Speaking as rsyslog author, copytruncate is actually a very, very, very bad choice. It is inherently racy and using it is almost a guarantee that you will lose log data. The more frequently the file is written to, the more you will lose. And this is not just part of the last line, but can be several hundred ones, depending on the exact timing and state of the system at the time the rotation happens.
When the file is moved and a new inode (file) created, rsyslog keeps track of the previous file and complete processing. So you do not have any loss in this case. Guaranteed (except if you unmount the file system...).
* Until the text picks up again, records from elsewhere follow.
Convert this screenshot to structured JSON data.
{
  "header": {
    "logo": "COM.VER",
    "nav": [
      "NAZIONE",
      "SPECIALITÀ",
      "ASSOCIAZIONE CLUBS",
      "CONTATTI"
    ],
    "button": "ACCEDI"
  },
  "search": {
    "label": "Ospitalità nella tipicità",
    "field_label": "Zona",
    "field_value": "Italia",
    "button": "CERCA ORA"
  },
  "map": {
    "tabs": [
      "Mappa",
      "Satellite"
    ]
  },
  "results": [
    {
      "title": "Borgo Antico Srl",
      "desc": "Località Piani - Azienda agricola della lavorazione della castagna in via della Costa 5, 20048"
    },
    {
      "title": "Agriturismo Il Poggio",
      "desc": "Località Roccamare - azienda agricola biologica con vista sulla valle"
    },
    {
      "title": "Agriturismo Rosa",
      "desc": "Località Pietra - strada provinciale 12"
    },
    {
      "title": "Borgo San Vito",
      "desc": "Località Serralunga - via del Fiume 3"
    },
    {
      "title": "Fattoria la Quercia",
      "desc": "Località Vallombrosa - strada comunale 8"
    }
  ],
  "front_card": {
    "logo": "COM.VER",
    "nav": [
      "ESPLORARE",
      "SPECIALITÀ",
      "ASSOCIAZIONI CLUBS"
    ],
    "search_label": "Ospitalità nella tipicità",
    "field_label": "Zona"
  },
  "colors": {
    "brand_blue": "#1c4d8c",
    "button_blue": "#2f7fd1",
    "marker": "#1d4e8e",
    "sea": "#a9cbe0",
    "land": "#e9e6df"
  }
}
On "reopenOnTruncate": I personally have seen reopenOnTruncate to be racy in other regards as well, especially with NFS and the like. Some time ago I totally removed that functionality, but got later persuaded into merging similar functionality back in. It'll stay "experimental" most probably forever, as I really know people run into trouble on very heavily loaded systems. "copytruncate" is simply no decent mode to work with log files.
I currently work on refactoring imfile (ETA 8.34 or 8.35). The refactored version will probably be able to prevent accidental re-send due to API race, but also cannot guard against data loss - because this is conceptually impossible.